Dealing with fake friends, how jealousy and certain things can control another human’s emotions, money that I blew that I shouldn’t have, of course Hussle, some late-night situations on the block with the homies, a few plans I got for the future, my little sister that’s in jail. Everything that’s happened is there.
Do you have any favorite tracks from your album?
“Fuc You N---az” -- that’s more so like how I feel towards us, towards my community as a whole, the world as a whole, just based on the [Nipsey] situation. I feel like that wasn’t supposed to happen. I feel like they is supposed to be scared to do that type of shit, and we didn’t make n---as feel scared.
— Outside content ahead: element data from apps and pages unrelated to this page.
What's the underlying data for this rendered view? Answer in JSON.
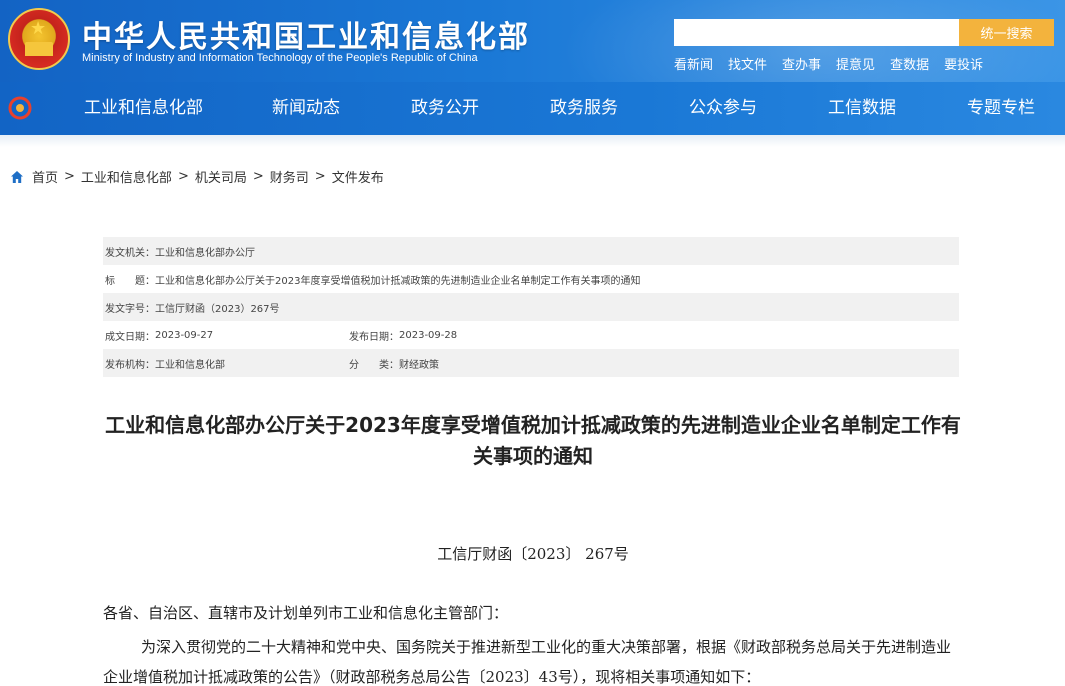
{
  "header": {
    "title": "中华人民共和国工业和信息化部",
    "subtitle": "Ministry of Industry and Information Technology of the People's Republic of China",
    "search_placeholder": "",
    "search_button": "统一搜索",
    "quick_links": [
      "看新闻",
      "找文件",
      "查办事",
      "提意见",
      "查数据",
      "要投诉"
    ]
  },
  "nav": {
    "items": [
      "工业和信息化部",
      "新闻动态",
      "政务公开",
      "政务服务",
      "公众参与",
      "工信数据",
      "专题专栏"
    ]
  },
  "breadcrumb": [
    "首页",
    "工业和信息化部",
    "机关司局",
    "财务司",
    "文件发布"
  ],
  "meta": {
    "issuer_label": "发文机关：",
    "issuer": "工业和信息化部办公厅",
    "title_label": "标　　题：",
    "title": "工业和信息化部办公厅关于2023年度享受增值税加计抵减政策的先进制造业企业名单制定工作有关事项的通知",
    "docno_label": "发文字号：",
    "docno": "工信厅财函（2023）267号",
    "written_label": "成文日期：",
    "written": "2023-09-27",
    "published_label": "发布日期：",
    "published": "2023-09-28",
    "org_label": "发布机构：",
    "org": "工业和信息化部",
    "category_label": "分　　类：",
    "category": "财经政策"
  },
  "article": {
    "title": "工业和信息化部办公厅关于2023年度享受增值税加计抵减政策的先进制造业企业名单制定工作有关事项的通知",
    "doc_number": "工信厅财函〔2023〕 267号",
    "addressee": "各省、自治区、直辖市及计划单列市工业和信息化主管部门：",
    "paragraph": "为深入贯彻党的二十大精神和党中央、国务院关于推进新型工业化的重大决策部署，根据《财政部税务总局关于先进制造业企业增值税加计抵减政策的公告》（财政部税务总局公告〔2023〕43号），现将相关事项通知如下："
  },
  "colors": {
    "header_blue": "#1a78d6",
    "search_button": "#f3b33d",
    "meta_shade": "#f1f1f1"
  }
}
I feel like we failed him as a whole.
“Reasons” -- this song is about another situation similar to Hussle’s, where the homie killed the homie, and my sister's in jail for something she wasn’t involved with.
“Right Now” -- this one’s featuring Garren and it’s like, go get it right now 'cause it ain’t gonna come to you. N---as finally get to where they wanted to be and they get to 100,000 still do goofy shit and end up in jail when you already had it your way.
What are you hoping people take away from your album?
I really want them to understand who I am. How to be loyal, you gotta be loyal to your people. How to deal with certain situations. I want them to understand the value of life right now. Life is temporary; everything after this is forever. It’s cool to be sad, but you gotta keep going only because this is temporary. Just live your life, be loyal, live the right way.
Listen to Pacman Da Gunman’s No Guts No Glory below.